It's sometimes fun to ponder what Mozart, or others of his ilk, would think of the music of, say, Led Zeppelin or Muddy Waters, or even English Jonny and T.J. Brayshaw. What I suspect, in at least two of these cases, is that he would at the very least recognize it as music. He might even like it.
It's baffling to me, then, that folks who all might be lumped under the label of "fishermen" could have such different ideas about what fishing is, or at least ought to be. Recently, in my internet travels, I came upon two different discussions that gave me pause for some reflection. In most ways, they have very little in common, with the exception of two things. First, both have something to do with fishing (If I'm feeling generous. Let's just say, they have to do with fish.) Second, my reaction to both was the same, which is to say immediate, visceral, and negative. I thought about this afterwards, particularly about why my reaction was so negative and whether this was even fair. In the end, I think I'm more confused than disturbed.

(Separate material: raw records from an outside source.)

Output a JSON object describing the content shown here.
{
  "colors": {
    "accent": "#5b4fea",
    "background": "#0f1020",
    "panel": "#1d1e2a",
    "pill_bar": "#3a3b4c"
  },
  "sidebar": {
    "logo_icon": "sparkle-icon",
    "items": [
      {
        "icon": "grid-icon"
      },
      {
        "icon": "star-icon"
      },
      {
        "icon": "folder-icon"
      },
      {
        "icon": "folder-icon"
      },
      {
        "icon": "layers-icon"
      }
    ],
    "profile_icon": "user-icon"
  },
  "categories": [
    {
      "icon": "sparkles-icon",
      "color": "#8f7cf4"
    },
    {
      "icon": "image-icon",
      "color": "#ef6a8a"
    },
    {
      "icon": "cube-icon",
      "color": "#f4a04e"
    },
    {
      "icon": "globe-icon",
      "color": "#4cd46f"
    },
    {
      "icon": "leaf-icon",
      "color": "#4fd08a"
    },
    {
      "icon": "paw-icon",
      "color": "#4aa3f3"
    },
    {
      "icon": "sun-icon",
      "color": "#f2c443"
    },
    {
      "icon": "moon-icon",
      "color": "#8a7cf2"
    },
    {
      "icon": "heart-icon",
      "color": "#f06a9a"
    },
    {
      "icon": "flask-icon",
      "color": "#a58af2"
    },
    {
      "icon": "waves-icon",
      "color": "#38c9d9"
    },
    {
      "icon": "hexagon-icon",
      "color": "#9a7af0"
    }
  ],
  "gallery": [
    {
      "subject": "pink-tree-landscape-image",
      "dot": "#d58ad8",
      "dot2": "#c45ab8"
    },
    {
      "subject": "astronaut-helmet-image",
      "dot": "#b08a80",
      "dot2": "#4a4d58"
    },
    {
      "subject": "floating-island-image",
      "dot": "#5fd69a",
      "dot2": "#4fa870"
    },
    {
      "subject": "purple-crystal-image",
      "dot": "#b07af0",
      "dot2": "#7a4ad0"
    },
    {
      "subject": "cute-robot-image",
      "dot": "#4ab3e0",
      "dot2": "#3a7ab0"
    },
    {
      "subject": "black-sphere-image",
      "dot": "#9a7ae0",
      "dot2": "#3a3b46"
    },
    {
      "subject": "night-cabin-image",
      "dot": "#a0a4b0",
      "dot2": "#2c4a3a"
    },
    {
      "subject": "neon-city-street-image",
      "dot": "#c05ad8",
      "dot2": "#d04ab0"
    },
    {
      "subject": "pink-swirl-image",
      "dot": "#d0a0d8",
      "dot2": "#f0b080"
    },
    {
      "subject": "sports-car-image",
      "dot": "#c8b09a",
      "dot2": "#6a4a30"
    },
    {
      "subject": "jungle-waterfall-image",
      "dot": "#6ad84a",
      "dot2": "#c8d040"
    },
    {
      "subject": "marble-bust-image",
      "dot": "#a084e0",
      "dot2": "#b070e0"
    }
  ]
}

The first had to do with a well-known tarpon tournament that occurs each year in Florida's Boca Grande Pass. Large numbers of very big tarpon pass through here, and absurdly large numbers of anglers gather to catch them. This isn't the backcountry, flats fishing some of you might be familiar with, because here the water is too deep to fly fish (or even sight fish) for the tarpon. Instead, the competitors jig the fish up from the depths. The entire scene is borderline chaos, and many believe that the numbers of anglers, the fishing techniques, and the fish-handling practices are unnecessarily hard on the fish, such that mortality of these fish far exceeds what many tarpon anglers would consider acceptable. It's hard to watch video of this event and not suspect the same. A fellow on The Drake's message board was roped into fishing "The Pass" with his boss, and describes the episode this way: "